## ACTION ITEM
The lines below that include "用户姓名" are to be found and copied.

## MATERIAL TO PROCESS
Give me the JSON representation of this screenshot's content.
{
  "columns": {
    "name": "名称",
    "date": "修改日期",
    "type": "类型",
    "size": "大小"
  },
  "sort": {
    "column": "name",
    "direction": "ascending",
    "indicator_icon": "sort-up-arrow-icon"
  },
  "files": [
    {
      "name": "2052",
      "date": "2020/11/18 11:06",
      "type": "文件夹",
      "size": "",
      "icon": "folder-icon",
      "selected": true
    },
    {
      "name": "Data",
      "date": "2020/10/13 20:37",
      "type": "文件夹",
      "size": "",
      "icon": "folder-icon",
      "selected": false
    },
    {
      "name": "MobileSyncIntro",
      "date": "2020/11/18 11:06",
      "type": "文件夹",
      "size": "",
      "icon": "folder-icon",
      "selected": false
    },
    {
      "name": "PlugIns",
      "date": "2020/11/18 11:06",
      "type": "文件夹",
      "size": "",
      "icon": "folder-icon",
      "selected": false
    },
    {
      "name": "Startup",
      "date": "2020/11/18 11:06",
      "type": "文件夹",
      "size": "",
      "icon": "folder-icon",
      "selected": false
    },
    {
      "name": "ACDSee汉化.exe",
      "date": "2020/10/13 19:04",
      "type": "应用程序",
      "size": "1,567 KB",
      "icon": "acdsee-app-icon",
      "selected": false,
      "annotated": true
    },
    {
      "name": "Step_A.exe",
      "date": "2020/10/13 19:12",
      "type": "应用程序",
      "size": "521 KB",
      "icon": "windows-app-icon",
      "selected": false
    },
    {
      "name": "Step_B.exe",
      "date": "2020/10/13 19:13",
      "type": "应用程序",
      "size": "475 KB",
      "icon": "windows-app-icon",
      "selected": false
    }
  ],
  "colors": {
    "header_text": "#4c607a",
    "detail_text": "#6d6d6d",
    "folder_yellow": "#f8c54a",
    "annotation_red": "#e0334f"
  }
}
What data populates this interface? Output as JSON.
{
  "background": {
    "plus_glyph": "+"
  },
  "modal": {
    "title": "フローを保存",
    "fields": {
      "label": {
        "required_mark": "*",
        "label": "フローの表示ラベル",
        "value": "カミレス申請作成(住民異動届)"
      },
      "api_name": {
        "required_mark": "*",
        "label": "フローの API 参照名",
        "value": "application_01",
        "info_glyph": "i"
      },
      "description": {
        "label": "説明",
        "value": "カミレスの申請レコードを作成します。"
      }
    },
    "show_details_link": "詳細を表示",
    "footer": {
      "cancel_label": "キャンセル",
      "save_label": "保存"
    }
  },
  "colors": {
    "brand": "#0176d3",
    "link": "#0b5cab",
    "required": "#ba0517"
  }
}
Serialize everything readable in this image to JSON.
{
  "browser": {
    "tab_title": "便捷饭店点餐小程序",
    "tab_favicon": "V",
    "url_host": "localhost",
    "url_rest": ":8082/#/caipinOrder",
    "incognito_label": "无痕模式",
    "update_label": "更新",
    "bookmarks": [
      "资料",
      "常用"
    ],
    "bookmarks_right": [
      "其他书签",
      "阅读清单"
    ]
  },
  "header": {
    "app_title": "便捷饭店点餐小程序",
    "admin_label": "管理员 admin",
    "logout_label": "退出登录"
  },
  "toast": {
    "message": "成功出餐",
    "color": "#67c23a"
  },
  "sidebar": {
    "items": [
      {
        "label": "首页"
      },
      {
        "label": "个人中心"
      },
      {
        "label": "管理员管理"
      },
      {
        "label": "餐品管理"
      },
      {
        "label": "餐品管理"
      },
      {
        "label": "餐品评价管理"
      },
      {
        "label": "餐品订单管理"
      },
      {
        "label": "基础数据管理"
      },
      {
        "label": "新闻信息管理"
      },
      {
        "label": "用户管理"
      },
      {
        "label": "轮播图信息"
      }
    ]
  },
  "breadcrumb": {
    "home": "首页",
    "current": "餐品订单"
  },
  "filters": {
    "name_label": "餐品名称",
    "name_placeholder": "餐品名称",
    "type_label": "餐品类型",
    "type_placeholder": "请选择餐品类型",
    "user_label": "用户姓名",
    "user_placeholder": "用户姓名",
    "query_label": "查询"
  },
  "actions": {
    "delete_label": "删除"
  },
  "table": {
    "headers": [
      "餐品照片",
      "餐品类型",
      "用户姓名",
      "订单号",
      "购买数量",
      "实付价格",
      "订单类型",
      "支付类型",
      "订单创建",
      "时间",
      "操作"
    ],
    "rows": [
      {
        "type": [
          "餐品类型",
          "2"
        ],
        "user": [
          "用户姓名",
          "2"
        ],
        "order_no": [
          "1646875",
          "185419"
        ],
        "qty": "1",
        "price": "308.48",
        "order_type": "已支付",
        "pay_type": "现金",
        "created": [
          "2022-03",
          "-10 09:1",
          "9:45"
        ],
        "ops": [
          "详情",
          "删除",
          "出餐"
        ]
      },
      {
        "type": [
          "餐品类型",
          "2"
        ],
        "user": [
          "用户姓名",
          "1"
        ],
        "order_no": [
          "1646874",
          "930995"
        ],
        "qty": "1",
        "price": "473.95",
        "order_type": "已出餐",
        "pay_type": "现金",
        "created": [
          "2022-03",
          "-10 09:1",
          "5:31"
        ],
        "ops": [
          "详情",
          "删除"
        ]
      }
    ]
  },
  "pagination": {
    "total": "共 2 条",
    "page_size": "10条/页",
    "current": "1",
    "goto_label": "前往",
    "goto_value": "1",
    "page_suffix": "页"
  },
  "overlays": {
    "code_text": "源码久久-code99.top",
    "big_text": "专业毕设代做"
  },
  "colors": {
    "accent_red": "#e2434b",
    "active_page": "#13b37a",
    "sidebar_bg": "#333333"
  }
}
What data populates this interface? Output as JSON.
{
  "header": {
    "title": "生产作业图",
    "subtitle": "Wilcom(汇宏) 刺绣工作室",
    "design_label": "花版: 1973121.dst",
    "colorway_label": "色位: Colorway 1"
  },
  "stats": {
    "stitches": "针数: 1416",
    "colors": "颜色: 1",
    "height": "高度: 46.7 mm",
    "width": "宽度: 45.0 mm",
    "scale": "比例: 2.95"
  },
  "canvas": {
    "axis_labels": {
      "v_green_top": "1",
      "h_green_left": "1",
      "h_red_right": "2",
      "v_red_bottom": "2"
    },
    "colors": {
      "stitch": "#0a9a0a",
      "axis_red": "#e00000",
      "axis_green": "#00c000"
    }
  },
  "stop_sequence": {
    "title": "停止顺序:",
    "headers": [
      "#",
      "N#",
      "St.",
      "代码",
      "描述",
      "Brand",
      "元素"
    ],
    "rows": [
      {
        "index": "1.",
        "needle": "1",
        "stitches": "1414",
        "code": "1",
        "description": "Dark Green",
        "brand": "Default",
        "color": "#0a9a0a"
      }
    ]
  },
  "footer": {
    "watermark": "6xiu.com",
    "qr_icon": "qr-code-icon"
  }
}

## EXERCISE ANSWER
    "user_label": "用户姓名",
    "user_placeholder": "用户姓名",
      "用户姓名",
          "用户姓名",
          "用户姓名",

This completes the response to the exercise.